> [The data]:

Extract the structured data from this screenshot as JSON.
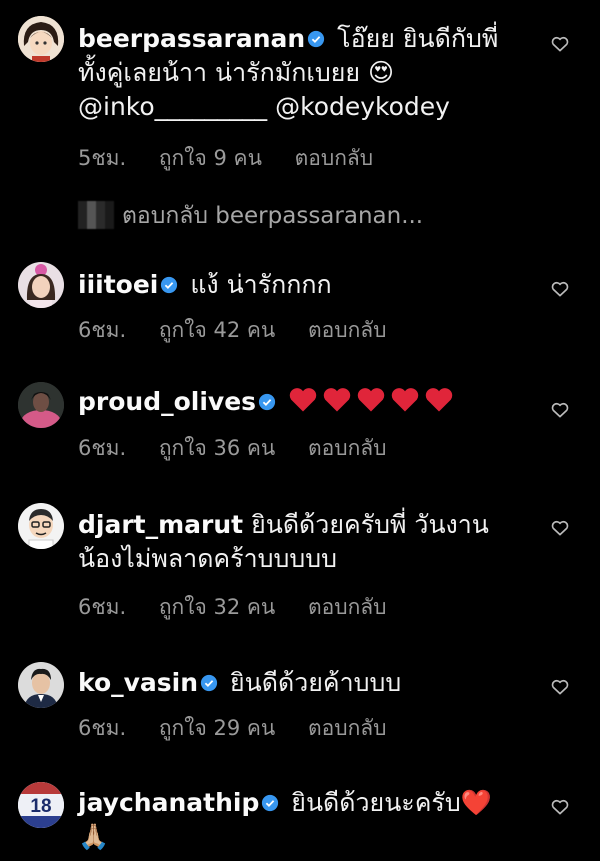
{
  "comments": [
    {
      "username": "beerpassaranan",
      "verified": true,
      "text_line1": "โอ๊ยย ยินดีกับพี่",
      "text_line2": "ทั้งคู่เลยน้าา น่ารักมักเบยย 😍",
      "text_line3": "@inko_________ @kodeykodey",
      "time": "5ชม.",
      "likes": "ถูกใจ 9 คน",
      "reply": "ตอบกลับ",
      "avatar_icon": "anime-girl-avatar"
    },
    {
      "username": "iiitoei",
      "verified": true,
      "text_line1": "แง้ น่ารักกกก",
      "time": "6ชม.",
      "likes": "ถูกใจ 42 คน",
      "reply": "ตอบกลับ",
      "avatar_icon": "woman-avatar"
    },
    {
      "username": "proud_olives",
      "verified": true,
      "hearts": [
        "❤️",
        "❤️",
        "❤️",
        "❤️",
        "❤️"
      ],
      "time": "6ชม.",
      "likes": "ถูกใจ 36 คน",
      "reply": "ตอบกลับ",
      "avatar_icon": "woman-pink-avatar"
    },
    {
      "username": "djart_marut",
      "verified": false,
      "text_line1": "ยินดีด้วยครับพี่ วันงาน",
      "text_line2": "น้องไม่พลาดคร้าบบบบบ",
      "time": "6ชม.",
      "likes": "ถูกใจ 32 คน",
      "reply": "ตอบกลับ",
      "avatar_icon": "cartoon-man-avatar"
    },
    {
      "username": "ko_vasin",
      "verified": true,
      "text_line1": "ยินดีด้วยค้าบบบ",
      "time": "6ชม.",
      "likes": "ถูกใจ 29 คน",
      "reply": "ตอบกลับ",
      "avatar_icon": "man-avatar"
    },
    {
      "username": "jaychanathip",
      "verified": true,
      "text_line1": "ยินดีด้วยนะครับ❤️",
      "text_line2": "🙏🏼",
      "avatar_icon": "jersey-18-avatar",
      "avatar_text": "18"
    }
  ],
  "reply_thread": {
    "label": "ตอบกลับ beerpassaranan..."
  },
  "colors": {
    "background": "#000000",
    "verified": "#3897f0",
    "meta": "#9a9a9a"
  }
}
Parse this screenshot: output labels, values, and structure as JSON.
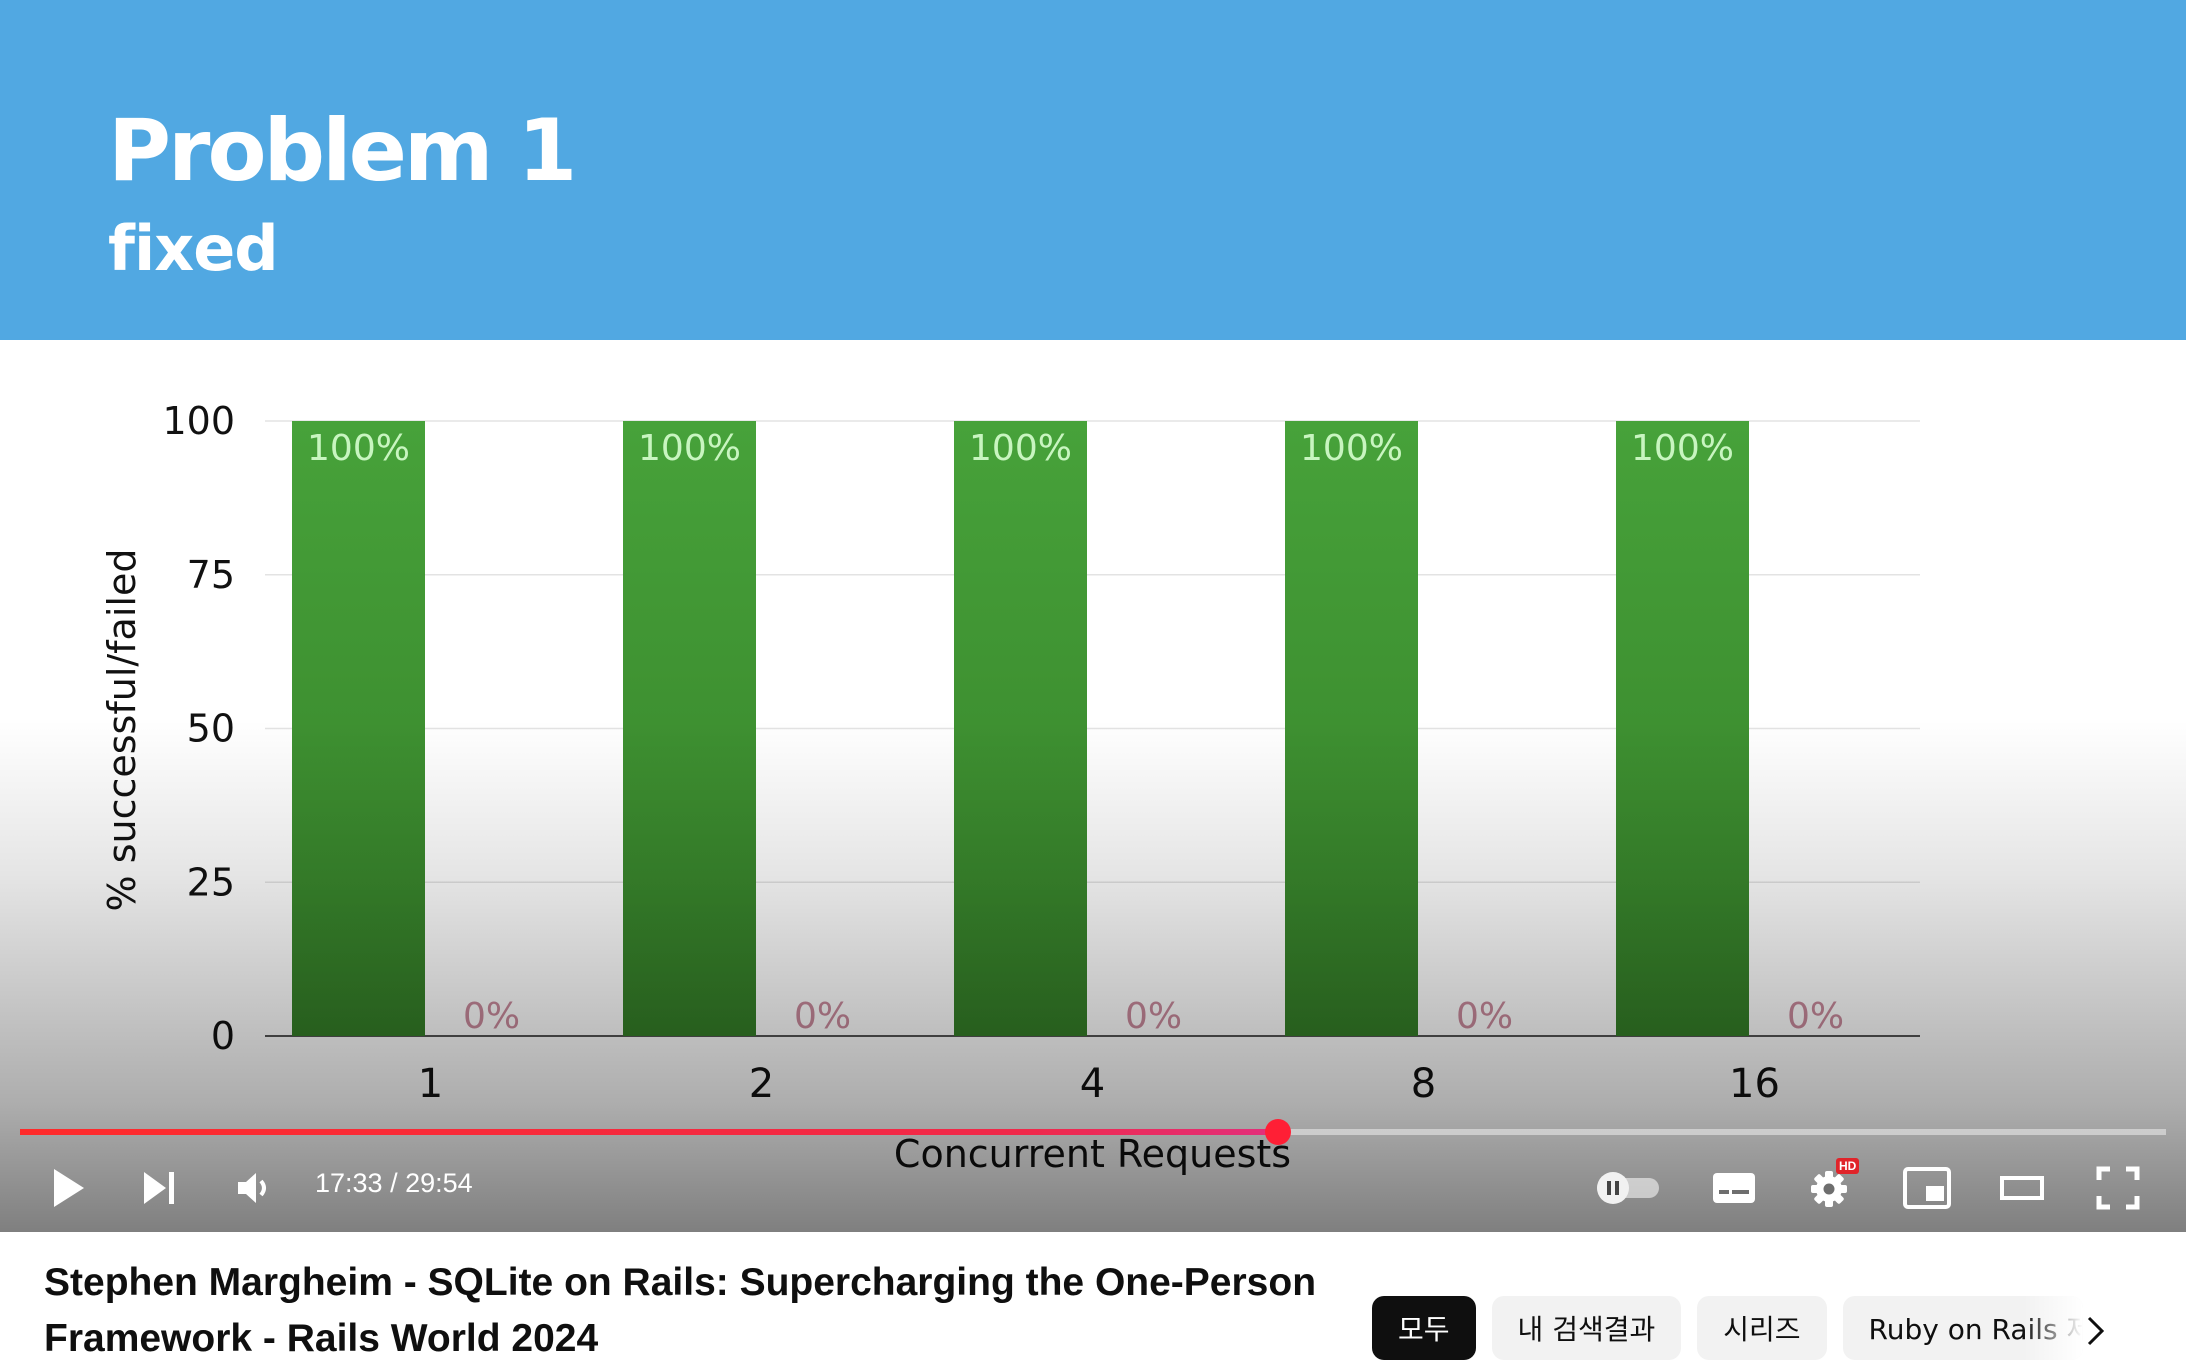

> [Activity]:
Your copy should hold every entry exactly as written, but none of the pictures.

> [Reply]:
Extract the structured data from this screenshot as JSON.
{
  "comments": [
    {
      "username": "beerpassaranan",
      "verified": true,
      "text_line1": "โอ๊ยย ยินดีกับพี่",
      "text_line2": "ทั้งคู่เลยน้าา น่ารักมักเบยย 😍",
      "text_line3": "@inko_________ @kodeykodey",
      "time": "5ชม.",
      "likes": "ถูกใจ 9 คน",
      "reply": "ตอบกลับ",
      "avatar_icon": "anime-girl-avatar"
    },
    {
      "username": "iiitoei",
      "verified": true,
      "text_line1": "แง้ น่ารักกกก",
      "time": "6ชม.",
      "likes": "ถูกใจ 42 คน",
      "reply": "ตอบกลับ",
      "avatar_icon": "woman-avatar"
    },
    {
      "username": "proud_olives",
      "verified": true,
      "hearts": [
        "❤️",
        "❤️",
        "❤️",
        "❤️",
        "❤️"
      ],
      "time": "6ชม.",
      "likes": "ถูกใจ 36 คน",
      "reply": "ตอบกลับ",
      "avatar_icon": "woman-pink-avatar"
    },
    {
      "username": "djart_marut",
      "verified": false,
      "text_line1": "ยินดีด้วยครับพี่ วันงาน",
      "text_line2": "น้องไม่พลาดคร้าบบบบบ",
      "time": "6ชม.",
      "likes": "ถูกใจ 32 คน",
      "reply": "ตอบกลับ",
      "avatar_icon": "cartoon-man-avatar"
    },
    {
      "username": "ko_vasin",
      "verified": true,
      "text_line1": "ยินดีด้วยค้าบบบ",
      "time": "6ชม.",
      "likes": "ถูกใจ 29 คน",
      "reply": "ตอบกลับ",
      "avatar_icon": "man-avatar"
    },
    {
      "username": "jaychanathip",
      "verified": true,
      "text_line1": "ยินดีด้วยนะครับ❤️",
      "text_line2": "🙏🏼",
      "avatar_icon": "jersey-18-avatar",
      "avatar_text": "18"
    }
  ],
  "reply_thread": {
    "label": "ตอบกลับ beerpassaranan..."
  },
  "colors": {
    "background": "#000000",
    "verified": "#3897f0",
    "meta": "#9a9a9a"
  }
}
Parse this screenshot: output labels, values, and structure as JSON.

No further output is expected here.